Four years after student Seung-hui Cho shot and killed 32 students and faculty members on the Virginia Tech campus before taking his own life, the U.S. Department of Education (DOE) has fined the school $55,000 for not warning students in a timely manner. According to a letter from the DOE to Virginia Tech President Charles Steger, the school waited for more than two hours to notify students following the first shootings on campus.
The Associated Press reports that the fine is the greatest amount officials can impose on the university for a violation of the Clery Act, which requires institutions of higher education to disclose information about campus crimes and emergencies to students.

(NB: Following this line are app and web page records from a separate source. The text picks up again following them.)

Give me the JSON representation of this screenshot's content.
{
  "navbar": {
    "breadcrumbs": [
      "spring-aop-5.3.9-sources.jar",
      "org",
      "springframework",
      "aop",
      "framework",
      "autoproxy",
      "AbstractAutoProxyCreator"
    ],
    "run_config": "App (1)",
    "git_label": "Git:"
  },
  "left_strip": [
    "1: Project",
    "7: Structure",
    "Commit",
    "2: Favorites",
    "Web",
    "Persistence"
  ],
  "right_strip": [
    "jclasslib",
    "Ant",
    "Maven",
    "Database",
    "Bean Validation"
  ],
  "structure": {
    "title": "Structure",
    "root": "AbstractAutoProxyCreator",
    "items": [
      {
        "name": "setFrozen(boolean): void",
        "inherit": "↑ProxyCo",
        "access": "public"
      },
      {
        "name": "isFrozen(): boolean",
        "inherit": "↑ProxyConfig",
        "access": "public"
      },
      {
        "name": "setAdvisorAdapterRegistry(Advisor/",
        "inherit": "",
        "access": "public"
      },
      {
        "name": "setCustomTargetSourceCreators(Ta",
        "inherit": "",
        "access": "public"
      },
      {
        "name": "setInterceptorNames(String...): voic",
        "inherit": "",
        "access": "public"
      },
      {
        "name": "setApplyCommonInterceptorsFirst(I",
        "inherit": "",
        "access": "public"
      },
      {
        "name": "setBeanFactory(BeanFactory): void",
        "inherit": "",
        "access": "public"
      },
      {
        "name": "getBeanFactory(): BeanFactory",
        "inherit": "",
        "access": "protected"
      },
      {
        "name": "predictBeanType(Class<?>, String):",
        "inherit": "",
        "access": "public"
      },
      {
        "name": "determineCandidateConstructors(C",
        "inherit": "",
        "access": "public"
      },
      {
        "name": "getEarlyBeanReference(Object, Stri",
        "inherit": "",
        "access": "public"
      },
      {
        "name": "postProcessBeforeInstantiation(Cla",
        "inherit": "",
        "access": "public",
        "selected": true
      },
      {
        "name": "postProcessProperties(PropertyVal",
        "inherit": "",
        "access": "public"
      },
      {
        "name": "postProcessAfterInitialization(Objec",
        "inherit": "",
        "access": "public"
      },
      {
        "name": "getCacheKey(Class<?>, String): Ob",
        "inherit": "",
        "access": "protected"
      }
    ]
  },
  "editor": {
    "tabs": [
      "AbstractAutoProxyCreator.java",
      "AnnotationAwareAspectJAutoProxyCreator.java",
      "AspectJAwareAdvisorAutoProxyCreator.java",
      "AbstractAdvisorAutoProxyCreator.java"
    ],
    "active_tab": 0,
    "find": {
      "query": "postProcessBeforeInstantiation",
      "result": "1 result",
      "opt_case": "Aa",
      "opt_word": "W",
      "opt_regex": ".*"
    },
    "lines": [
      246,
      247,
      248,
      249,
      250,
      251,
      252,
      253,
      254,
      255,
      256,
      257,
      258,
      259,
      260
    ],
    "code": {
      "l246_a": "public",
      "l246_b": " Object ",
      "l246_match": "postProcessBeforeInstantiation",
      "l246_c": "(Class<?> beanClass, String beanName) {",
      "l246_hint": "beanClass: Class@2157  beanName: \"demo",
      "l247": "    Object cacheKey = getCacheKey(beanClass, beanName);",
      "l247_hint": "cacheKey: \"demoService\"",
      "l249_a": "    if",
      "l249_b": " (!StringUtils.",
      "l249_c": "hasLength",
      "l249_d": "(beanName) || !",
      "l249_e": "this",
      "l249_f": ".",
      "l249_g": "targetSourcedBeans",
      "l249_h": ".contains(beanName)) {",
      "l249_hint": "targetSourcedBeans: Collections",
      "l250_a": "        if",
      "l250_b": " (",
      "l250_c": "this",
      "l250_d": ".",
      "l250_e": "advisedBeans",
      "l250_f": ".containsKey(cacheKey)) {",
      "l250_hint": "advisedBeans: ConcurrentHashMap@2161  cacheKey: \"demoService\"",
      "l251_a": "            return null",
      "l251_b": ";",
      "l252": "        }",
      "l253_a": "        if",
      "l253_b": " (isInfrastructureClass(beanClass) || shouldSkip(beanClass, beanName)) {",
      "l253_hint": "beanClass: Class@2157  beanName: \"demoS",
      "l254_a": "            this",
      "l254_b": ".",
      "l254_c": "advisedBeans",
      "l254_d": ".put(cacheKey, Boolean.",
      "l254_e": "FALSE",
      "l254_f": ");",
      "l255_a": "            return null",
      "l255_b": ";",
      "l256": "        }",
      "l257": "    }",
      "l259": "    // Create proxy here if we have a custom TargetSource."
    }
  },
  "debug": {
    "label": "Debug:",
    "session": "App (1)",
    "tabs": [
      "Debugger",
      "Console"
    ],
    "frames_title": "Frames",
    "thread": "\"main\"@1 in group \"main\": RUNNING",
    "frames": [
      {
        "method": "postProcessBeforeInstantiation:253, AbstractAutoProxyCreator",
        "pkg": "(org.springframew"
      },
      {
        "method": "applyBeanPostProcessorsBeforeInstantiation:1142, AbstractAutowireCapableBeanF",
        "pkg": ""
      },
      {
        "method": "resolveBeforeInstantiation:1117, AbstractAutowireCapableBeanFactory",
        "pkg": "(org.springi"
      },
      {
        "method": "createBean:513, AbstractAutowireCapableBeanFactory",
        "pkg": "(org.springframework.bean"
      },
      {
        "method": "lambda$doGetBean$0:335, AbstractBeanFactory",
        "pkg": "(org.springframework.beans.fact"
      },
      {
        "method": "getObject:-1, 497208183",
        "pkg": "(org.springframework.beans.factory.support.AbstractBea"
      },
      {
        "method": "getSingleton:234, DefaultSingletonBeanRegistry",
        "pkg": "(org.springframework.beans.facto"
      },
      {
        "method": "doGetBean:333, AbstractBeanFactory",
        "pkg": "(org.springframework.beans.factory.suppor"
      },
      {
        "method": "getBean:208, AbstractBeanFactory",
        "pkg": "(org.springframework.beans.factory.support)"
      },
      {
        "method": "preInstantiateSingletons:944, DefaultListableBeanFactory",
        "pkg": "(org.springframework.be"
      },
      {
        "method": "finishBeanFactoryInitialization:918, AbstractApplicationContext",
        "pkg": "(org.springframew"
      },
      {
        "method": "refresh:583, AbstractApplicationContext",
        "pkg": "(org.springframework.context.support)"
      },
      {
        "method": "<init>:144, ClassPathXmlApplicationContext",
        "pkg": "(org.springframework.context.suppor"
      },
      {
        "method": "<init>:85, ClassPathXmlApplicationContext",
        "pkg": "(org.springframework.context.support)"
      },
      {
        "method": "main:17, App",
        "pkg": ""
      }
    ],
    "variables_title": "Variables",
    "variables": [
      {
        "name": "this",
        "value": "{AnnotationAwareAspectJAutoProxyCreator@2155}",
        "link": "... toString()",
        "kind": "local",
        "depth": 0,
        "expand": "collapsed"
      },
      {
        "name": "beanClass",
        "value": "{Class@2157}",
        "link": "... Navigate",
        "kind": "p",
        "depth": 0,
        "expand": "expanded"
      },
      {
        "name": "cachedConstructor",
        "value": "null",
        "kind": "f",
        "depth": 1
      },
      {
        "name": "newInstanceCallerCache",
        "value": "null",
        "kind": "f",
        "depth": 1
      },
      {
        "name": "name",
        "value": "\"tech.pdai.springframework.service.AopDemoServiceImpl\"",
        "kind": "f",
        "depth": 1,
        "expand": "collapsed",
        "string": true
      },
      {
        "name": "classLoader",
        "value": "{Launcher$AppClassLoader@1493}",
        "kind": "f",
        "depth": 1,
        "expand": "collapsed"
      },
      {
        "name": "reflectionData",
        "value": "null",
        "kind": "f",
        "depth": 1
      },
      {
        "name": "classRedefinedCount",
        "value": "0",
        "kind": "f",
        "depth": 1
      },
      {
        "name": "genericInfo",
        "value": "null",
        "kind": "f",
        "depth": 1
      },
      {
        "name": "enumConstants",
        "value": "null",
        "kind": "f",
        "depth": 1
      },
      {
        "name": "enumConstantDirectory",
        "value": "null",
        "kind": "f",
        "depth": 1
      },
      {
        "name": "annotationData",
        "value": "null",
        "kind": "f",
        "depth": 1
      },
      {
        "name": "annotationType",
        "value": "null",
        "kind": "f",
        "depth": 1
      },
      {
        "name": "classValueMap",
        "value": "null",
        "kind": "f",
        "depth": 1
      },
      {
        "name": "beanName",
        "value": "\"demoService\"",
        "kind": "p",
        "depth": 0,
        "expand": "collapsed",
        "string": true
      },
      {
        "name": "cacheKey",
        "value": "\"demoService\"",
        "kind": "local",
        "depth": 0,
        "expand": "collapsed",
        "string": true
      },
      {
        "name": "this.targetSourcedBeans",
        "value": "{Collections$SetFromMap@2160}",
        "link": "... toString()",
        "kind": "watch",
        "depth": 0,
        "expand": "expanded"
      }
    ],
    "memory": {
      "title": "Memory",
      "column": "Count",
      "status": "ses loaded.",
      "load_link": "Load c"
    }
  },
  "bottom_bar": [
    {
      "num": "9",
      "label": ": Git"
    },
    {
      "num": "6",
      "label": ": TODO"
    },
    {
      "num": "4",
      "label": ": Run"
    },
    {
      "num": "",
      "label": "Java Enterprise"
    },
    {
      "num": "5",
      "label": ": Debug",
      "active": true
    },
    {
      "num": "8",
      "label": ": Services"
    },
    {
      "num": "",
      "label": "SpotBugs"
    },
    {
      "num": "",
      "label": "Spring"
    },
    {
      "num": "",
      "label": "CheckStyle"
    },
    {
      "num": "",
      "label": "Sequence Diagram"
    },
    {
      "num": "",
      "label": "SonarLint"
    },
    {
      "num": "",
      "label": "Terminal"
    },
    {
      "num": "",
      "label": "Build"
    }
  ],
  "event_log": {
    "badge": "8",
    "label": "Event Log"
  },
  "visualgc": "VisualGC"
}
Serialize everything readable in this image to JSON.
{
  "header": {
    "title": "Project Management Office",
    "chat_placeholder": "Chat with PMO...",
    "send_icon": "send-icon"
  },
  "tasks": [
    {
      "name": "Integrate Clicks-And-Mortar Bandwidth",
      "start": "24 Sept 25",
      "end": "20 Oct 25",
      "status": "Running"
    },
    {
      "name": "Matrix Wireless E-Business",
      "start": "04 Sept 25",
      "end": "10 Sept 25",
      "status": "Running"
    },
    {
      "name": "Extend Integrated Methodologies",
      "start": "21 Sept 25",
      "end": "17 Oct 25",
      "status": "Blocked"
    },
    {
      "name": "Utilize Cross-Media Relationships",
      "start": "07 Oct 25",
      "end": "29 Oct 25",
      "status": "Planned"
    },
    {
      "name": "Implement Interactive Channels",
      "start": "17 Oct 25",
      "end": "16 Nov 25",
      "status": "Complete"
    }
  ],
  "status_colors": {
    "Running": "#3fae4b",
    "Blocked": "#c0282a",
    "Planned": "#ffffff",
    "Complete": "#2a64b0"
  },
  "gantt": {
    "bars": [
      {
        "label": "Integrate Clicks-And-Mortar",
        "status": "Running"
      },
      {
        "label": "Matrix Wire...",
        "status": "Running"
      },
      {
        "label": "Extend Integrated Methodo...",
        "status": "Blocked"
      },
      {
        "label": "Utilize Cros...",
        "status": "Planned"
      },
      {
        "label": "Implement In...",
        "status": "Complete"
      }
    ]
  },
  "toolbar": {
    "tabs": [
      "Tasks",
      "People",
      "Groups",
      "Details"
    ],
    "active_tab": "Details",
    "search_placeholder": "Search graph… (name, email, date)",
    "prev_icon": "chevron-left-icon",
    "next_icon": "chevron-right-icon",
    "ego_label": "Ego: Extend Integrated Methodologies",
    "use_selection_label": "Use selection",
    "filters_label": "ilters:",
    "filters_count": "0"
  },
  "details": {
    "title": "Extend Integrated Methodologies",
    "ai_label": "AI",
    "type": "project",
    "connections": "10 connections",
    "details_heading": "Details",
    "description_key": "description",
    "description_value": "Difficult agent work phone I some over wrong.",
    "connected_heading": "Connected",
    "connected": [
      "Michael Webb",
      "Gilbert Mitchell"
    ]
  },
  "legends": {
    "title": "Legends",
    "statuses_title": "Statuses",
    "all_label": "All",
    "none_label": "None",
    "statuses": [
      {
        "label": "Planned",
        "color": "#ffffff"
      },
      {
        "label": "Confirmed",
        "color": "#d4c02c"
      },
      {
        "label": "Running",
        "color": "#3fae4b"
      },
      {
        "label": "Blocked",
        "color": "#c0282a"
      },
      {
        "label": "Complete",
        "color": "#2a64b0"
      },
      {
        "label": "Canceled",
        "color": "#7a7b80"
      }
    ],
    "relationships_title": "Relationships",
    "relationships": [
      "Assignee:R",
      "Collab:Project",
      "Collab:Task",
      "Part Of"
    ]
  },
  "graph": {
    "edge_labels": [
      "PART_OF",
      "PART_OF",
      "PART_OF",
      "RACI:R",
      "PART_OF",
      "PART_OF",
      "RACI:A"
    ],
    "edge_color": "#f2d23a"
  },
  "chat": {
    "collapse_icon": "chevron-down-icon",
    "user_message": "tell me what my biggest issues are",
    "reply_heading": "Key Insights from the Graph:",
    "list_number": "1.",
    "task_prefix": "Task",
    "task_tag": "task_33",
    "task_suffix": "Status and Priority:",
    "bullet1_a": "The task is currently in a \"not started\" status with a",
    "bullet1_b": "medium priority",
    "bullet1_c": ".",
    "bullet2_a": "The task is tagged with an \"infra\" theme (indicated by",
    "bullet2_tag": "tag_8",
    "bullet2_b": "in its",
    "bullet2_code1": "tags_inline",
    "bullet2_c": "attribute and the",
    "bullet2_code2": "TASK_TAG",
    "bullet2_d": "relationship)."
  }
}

All institutions that participate in federal financial aid programs for their students are subject to the legislature.
“While Virginia Tech’s violations warrant a fine far in excess of what is currently permissible under the statute, the Department’s fine authority is limited," Mary Gust, director of the panel that ultimately decided on the penalty, wrote in a letter to Virginia Tech.
The university, however, intends to appeal the fine.
“The only reason we want to appeal this is that it gives us the process to explain how a notice given on one campus can be OK if it’s this long, and a notice given on another campus is not OK if it’s this short a time period,” University spokesman Larry Hincker is quoted as saying. “As best we can tell, it’s whatever DOE decides after the fact.” Virginia Tech has until April 29 to file an appeal.
According to the article, Virginia Tech argues that the DOE did not specify what constituted a "timely" reponse to a campus emergency until after the 2007 shootings.
To read more about the Virginia Tech shootings, click here.